■ Required action ■
If a line in the listing includes the word "JSON", copy it out.

■ Data for analysis ■
:::
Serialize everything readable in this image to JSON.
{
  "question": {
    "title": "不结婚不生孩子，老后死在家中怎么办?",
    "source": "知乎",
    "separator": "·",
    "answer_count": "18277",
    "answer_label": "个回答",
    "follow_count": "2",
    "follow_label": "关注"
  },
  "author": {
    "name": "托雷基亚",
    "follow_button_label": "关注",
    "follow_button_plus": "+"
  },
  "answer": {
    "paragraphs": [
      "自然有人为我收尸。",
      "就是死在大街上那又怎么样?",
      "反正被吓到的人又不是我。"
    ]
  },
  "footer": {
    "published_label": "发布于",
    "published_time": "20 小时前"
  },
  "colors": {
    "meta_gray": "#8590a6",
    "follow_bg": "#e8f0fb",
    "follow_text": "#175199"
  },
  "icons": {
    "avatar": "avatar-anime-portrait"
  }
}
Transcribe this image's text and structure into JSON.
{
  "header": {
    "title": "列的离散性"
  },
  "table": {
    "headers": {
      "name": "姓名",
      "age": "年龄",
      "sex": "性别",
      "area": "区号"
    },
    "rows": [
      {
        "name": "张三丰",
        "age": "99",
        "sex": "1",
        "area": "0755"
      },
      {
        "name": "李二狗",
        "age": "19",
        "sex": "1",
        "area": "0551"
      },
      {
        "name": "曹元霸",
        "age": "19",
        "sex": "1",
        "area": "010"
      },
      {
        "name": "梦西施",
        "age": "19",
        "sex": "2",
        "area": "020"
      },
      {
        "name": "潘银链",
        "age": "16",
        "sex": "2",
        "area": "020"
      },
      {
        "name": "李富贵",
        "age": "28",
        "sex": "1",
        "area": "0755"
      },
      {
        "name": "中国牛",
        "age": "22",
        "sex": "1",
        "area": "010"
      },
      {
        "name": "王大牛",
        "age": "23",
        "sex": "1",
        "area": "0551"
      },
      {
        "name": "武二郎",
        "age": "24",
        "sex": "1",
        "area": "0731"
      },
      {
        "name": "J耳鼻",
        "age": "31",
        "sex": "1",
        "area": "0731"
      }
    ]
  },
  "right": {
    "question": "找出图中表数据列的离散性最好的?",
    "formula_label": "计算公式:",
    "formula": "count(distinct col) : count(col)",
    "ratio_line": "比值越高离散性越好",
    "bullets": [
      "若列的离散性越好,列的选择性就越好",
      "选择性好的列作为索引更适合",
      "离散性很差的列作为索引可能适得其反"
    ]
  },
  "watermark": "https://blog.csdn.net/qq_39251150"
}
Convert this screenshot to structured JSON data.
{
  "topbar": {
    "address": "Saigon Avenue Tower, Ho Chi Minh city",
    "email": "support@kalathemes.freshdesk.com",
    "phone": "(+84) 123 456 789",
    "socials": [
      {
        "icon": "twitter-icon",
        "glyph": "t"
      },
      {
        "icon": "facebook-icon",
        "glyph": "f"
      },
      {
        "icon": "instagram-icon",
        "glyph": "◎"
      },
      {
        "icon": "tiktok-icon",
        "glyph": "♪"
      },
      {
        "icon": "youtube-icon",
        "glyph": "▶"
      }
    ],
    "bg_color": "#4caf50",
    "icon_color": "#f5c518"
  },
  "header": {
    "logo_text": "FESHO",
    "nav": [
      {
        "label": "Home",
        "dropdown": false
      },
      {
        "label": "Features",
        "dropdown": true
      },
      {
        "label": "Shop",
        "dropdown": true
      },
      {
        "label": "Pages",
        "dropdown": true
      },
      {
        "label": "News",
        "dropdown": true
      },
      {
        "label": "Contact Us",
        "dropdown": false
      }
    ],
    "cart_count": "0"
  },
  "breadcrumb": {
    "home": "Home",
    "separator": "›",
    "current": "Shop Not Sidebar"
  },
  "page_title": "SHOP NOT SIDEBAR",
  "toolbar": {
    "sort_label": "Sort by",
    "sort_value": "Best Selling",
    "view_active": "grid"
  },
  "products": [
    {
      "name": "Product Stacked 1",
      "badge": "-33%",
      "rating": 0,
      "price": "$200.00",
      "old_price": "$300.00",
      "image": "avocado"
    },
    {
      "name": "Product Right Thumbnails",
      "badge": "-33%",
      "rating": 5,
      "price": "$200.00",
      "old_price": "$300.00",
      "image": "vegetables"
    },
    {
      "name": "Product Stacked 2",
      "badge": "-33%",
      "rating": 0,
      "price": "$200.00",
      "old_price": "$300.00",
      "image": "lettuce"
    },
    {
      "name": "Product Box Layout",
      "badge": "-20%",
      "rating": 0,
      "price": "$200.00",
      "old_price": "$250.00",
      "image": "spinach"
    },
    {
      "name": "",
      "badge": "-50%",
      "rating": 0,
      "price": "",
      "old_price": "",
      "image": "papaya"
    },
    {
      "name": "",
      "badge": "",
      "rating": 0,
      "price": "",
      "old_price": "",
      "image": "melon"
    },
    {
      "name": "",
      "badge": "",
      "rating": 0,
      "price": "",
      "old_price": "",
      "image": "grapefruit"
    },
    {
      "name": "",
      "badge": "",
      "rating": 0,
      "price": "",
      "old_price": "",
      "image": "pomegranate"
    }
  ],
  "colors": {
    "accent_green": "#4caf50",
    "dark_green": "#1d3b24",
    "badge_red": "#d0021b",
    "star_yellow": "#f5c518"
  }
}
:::
■ The answer ■
Serialize everything readable in this image to JSON.
Transcribe this image's text and structure into JSON.
Convert this screenshot to structured JSON data.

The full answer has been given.